The only song with lyrics is I Believe in Father Christmas, and it's on here twice... exactly the same lyrics. Much discussion has gone on with this song as to what Lake (who wrote the song with Crimson and future Celine Dion songsmith Peter Sinfield) really meant. Some call it anti-Christmas, others maintain it's merely commentary on the shallowness of modern Christmas. Interviewed on the subject many times, Lake has repeatedly stated that the song is not anti-Christmas, rather it's anti-Christmas commercialism. It's a wishful return to Christmas innocence as seen through a child's eyes. Greg Lake's vocals (the only ones featured on this release, except for the choir on the title song(s) and Humbug) are excellent; smooth and powerful, Lake was still at the top of his game and was probably one of the finest singers in rock at this time.
Overall Impression — 3
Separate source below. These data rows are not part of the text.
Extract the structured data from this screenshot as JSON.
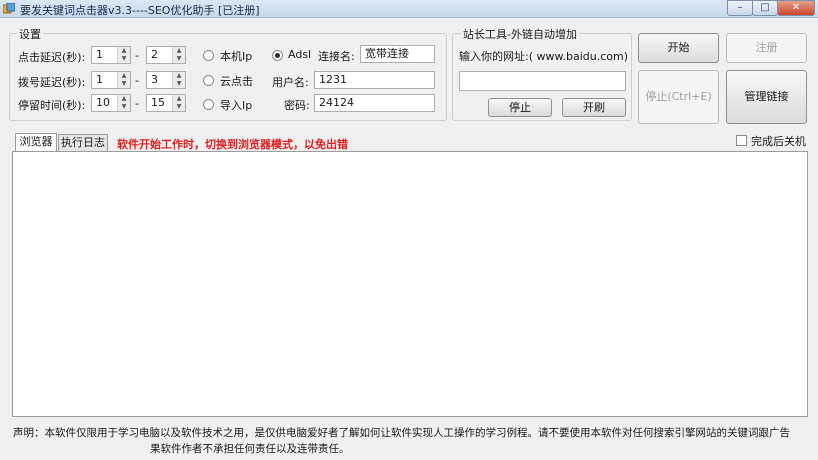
{
  "window": {
    "title": "要发关键词点击器v3.3----SEO优化助手  [已注册]",
    "minimize": "–",
    "maximize": "□",
    "close": "✕"
  },
  "settings": {
    "group_title": "设置",
    "click_delay_label": "点击延迟(秒):",
    "click_delay_from": "1",
    "click_delay_to": "2",
    "dial_delay_label": "拨号延迟(秒):",
    "dial_delay_from": "1",
    "dial_delay_to": "3",
    "stay_time_label": "停留时间(秒):",
    "stay_time_from": "10",
    "stay_time_to": "15",
    "range_sep": "-",
    "mode_local_ip": "本机Ip",
    "mode_cloud_click": "云点击",
    "mode_import_ip": "导入Ip",
    "mode_adsl": "Adsl",
    "connection_name_label": "连接名:",
    "connection_name_value": "宽带连接",
    "username_label": "用户名:",
    "username_value": "1231",
    "password_label": "密码:",
    "password_value": "24124"
  },
  "webmaster": {
    "group_title": "站长工具-外链自动增加",
    "url_prompt": "输入你的网址:( www.baidu.com)",
    "url_value": "",
    "stop_button": "停止",
    "start_button": "开刷"
  },
  "actions": {
    "start": "开始",
    "register": "注册",
    "stop": "停止(Ctrl+E)",
    "manage_links": "管理链接"
  },
  "tabs": {
    "browser": "浏览器",
    "log": "执行日志"
  },
  "notice_warning": "软件开始工作时，切换到浏览器模式，以免出错",
  "shutdown_label": "完成后关机",
  "footer": {
    "line1": "声明：本软件仅限用于学习电脑以及软件技术之用，是仅供电脑爱好者了解如何让软件实现人工操作的学习例程。请不要使用本软件对任何搜索引擎网站的关键词跟广告",
    "line2": "果软件作者不承担任何责任以及连带责任。"
  }
}
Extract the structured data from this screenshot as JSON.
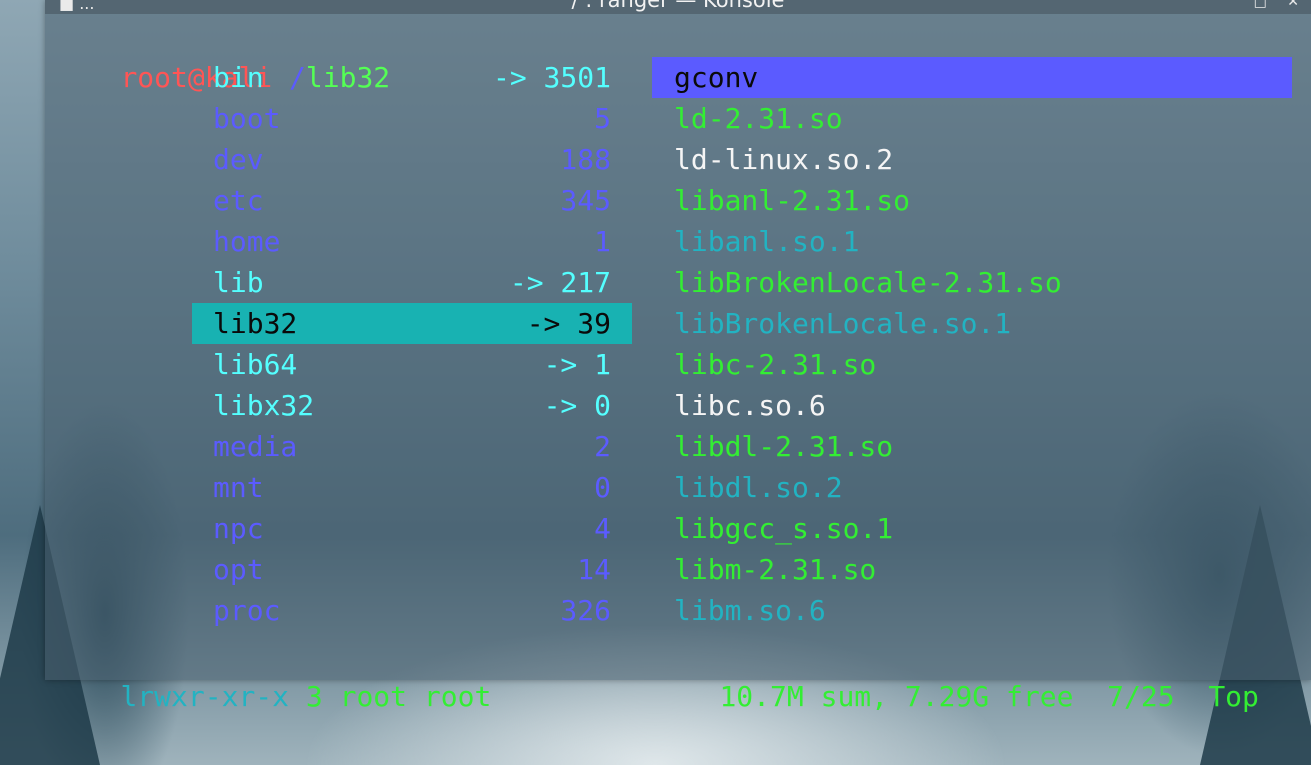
{
  "window": {
    "title": "/ : ranger — Konsole",
    "left_icons": "■ ...",
    "right_icons": "□ ✕"
  },
  "prompt": {
    "user_host": "root@kali",
    "path_prefix": "/",
    "path_current": "lib32"
  },
  "left_column": [
    {
      "name": "bin",
      "info": "-> 3501",
      "kind": "symlink"
    },
    {
      "name": "boot",
      "info": "5",
      "kind": "dir"
    },
    {
      "name": "dev",
      "info": "188",
      "kind": "dir"
    },
    {
      "name": "etc",
      "info": "345",
      "kind": "dir"
    },
    {
      "name": "home",
      "info": "1",
      "kind": "dir"
    },
    {
      "name": "lib",
      "info": "-> 217",
      "kind": "symlink"
    },
    {
      "name": "lib32",
      "info": "-> 39",
      "kind": "symlink",
      "selected": true
    },
    {
      "name": "lib64",
      "info": "-> 1",
      "kind": "symlink"
    },
    {
      "name": "libx32",
      "info": "-> 0",
      "kind": "symlink"
    },
    {
      "name": "media",
      "info": "2",
      "kind": "dir"
    },
    {
      "name": "mnt",
      "info": "0",
      "kind": "dir"
    },
    {
      "name": "npc",
      "info": "4",
      "kind": "dir"
    },
    {
      "name": "opt",
      "info": "14",
      "kind": "dir"
    },
    {
      "name": "proc",
      "info": "326",
      "kind": "dir"
    }
  ],
  "right_column": [
    {
      "name": "gconv",
      "kind": "dir",
      "selected": true
    },
    {
      "name": "ld-2.31.so",
      "kind": "exec"
    },
    {
      "name": "ld-linux.so.2",
      "kind": "symlink-white"
    },
    {
      "name": "libanl-2.31.so",
      "kind": "exec"
    },
    {
      "name": "libanl.so.1",
      "kind": "symlink-cyan"
    },
    {
      "name": "libBrokenLocale-2.31.so",
      "kind": "exec"
    },
    {
      "name": "libBrokenLocale.so.1",
      "kind": "symlink-cyan"
    },
    {
      "name": "libc-2.31.so",
      "kind": "exec"
    },
    {
      "name": "libc.so.6",
      "kind": "symlink-white"
    },
    {
      "name": "libdl-2.31.so",
      "kind": "exec"
    },
    {
      "name": "libdl.so.2",
      "kind": "symlink-cyan"
    },
    {
      "name": "libgcc_s.so.1",
      "kind": "exec"
    },
    {
      "name": "libm-2.31.so",
      "kind": "exec"
    },
    {
      "name": "libm.so.6",
      "kind": "symlink-cyan"
    }
  ],
  "status_bar": {
    "permissions": "lrwxr-xr-x",
    "links_owner": "3 root root",
    "summary": "10.7M sum, 7.29G free",
    "position": "7/25",
    "scroll": "Top"
  },
  "colors": {
    "symlink": "#54ffff",
    "dir": "#5b5bff",
    "exec": "#33ee33",
    "symlink_cyan": "#22b3c2",
    "selected_left_bg": "#18b2b2",
    "selected_right_bg": "#5b5bff",
    "prompt_user": "#ff5555",
    "prompt_path": "#54ff54"
  }
}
If not for the ethics behind this release it would be a worthwhile addition to one's collection as Greg's Christmas song truly is a timeless classic. But to present this as an ELP offering is pushing it just a bit; not only that but only Nutrocker truly features the band (it's possible Palmer hit the occasional tambourine on the non-orchestral version of I Believe in Father Christmas, but I doubt it) and it was released 2+ decades prior! At least ELP didn't go completely over the top and including the re-recording they of I Believe in Father Christmas did for their leviathin box set Return of the Manticore (1993). Humbug is mostly forgettable and Keith's offering is not what one would expect from the creative hands behind Tarkus and Karn Evil 9, sounding more than Mannheim Steamroller in grumpy mood. ELP are formidable musicians but their poor artistic and business decisions over the years have resulted in their credibility being shot to shreds, something which this release unfortunately supports.